─── Task inputs

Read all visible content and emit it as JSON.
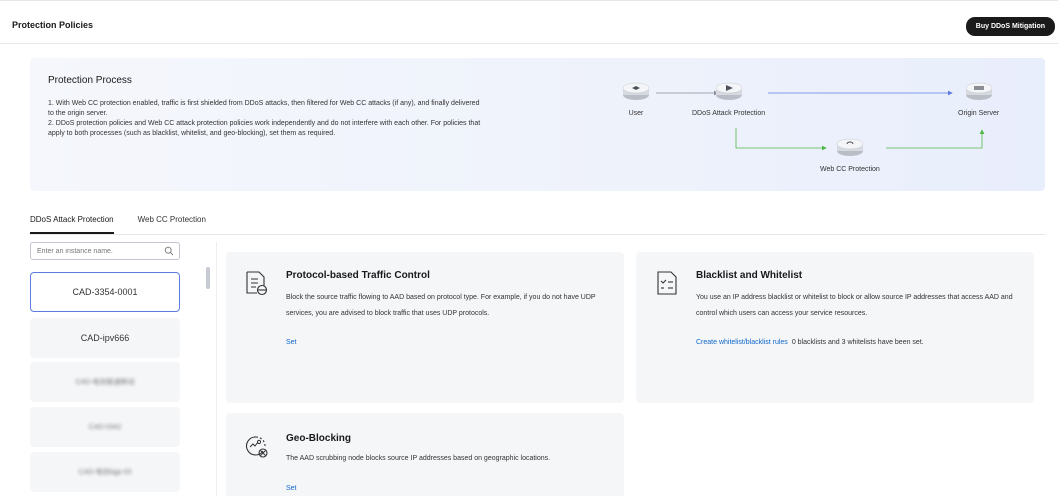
{
  "header": {
    "title": "Protection Policies",
    "buy_button": "Buy DDoS Mitigation"
  },
  "process": {
    "title": "Protection Process",
    "lines": [
      "1. With Web CC protection enabled, traffic is first shielded from DDoS attacks, then filtered for Web CC attacks (if any), and finally delivered",
      "to the origin server.",
      "2. DDoS protection policies and Web CC attack protection policies work independently and do not interfere with each other. For policies that",
      "apply to both processes (such as blacklist, whitelist, and geo-blocking), set them as required."
    ],
    "nodes": {
      "user": "User",
      "ddos": "DDoS Attack Protection",
      "origin": "Origin Server",
      "webcc": "Web CC Protection"
    },
    "colors": {
      "blue_arrow": "#5e7ce0",
      "green_arrow": "#50b848"
    }
  },
  "tabs": [
    {
      "label": "DDoS Attack Protection",
      "active": true
    },
    {
      "label": "Web CC Protection",
      "active": false
    }
  ],
  "search": {
    "placeholder": "Enter an instance name."
  },
  "instances": [
    {
      "label": "CAD-3354-0001",
      "selected": true,
      "blurred": false
    },
    {
      "label": "CAD-ipv666",
      "selected": false,
      "blurred": false
    },
    {
      "label": "CAD-电信联通移动",
      "selected": false,
      "blurred": true
    },
    {
      "label": "CAD-0342",
      "selected": false,
      "blurred": true
    },
    {
      "label": "CAD-电信bgp-03",
      "selected": false,
      "blurred": true
    }
  ],
  "cards": {
    "protocol": {
      "title": "Protocol-based Traffic Control",
      "desc": "Block the source traffic flowing to AAD based on protocol type. For example, if you do not have UDP services, you are advised to block traffic that uses UDP protocols.",
      "link": "Set",
      "icon": "document-block-icon"
    },
    "blacklist": {
      "title": "Blacklist and Whitelist",
      "desc": "You use an IP address blacklist or whitelist to block or allow source IP addresses that access AAD and control which users can access your service resources.",
      "link": "Create whitelist/blacklist rules",
      "note": "0 blacklists and 3 whitelists have been set.",
      "icon": "list-check-icon"
    },
    "geo": {
      "title": "Geo-Blocking",
      "desc": "The AAD scrubbing node blocks source IP addresses based on geographic locations.",
      "link": "Set",
      "icon": "geo-block-icon"
    }
  }
}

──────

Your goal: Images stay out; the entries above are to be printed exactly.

Task response:
Read all visible content and emit it as JSON.
{
  "header": {
    "title": "Protection Policies",
    "buy_button": "Buy DDoS Mitigation"
  },
  "process": {
    "title": "Protection Process",
    "lines": [
      "1. With Web CC protection enabled, traffic is first shielded from DDoS attacks, then filtered for Web CC attacks (if any), and finally delivered",
      "to the origin server.",
      "2. DDoS protection policies and Web CC attack protection policies work independently and do not interfere with each other. For policies that",
      "apply to both processes (such as blacklist, whitelist, and geo-blocking), set them as required."
    ],
    "nodes": {
      "user": "User",
      "ddos": "DDoS Attack Protection",
      "origin": "Origin Server",
      "webcc": "Web CC Protection"
    },
    "colors": {
      "blue_arrow": "#5e7ce0",
      "green_arrow": "#50b848"
    }
  },
  "tabs": [
    {
      "label": "DDoS Attack Protection",
      "active": true
    },
    {
      "label": "Web CC Protection",
      "active": false
    }
  ],
  "search": {
    "placeholder": "Enter an instance name."
  },
  "instances": [
    {
      "label": "CAD-3354-0001",
      "selected": true,
      "blurred": false
    },
    {
      "label": "CAD-ipv666",
      "selected": false,
      "blurred": false
    },
    {
      "label": "CAD-电信联通移动",
      "selected": false,
      "blurred": true
    },
    {
      "label": "CAD-0342",
      "selected": false,
      "blurred": true
    },
    {
      "label": "CAD-电信bgp-03",
      "selected": false,
      "blurred": true
    }
  ],
  "cards": {
    "protocol": {
      "title": "Protocol-based Traffic Control",
      "desc": "Block the source traffic flowing to AAD based on protocol type. For example, if you do not have UDP services, you are advised to block traffic that uses UDP protocols.",
      "link": "Set",
      "icon": "document-block-icon"
    },
    "blacklist": {
      "title": "Blacklist and Whitelist",
      "desc": "You use an IP address blacklist or whitelist to block or allow source IP addresses that access AAD and control which users can access your service resources.",
      "link": "Create whitelist/blacklist rules",
      "note": "0 blacklists and 3 whitelists have been set.",
      "icon": "list-check-icon"
    },
    "geo": {
      "title": "Geo-Blocking",
      "desc": "The AAD scrubbing node blocks source IP addresses based on geographic locations.",
      "link": "Set",
      "icon": "geo-block-icon"
    }
  }
}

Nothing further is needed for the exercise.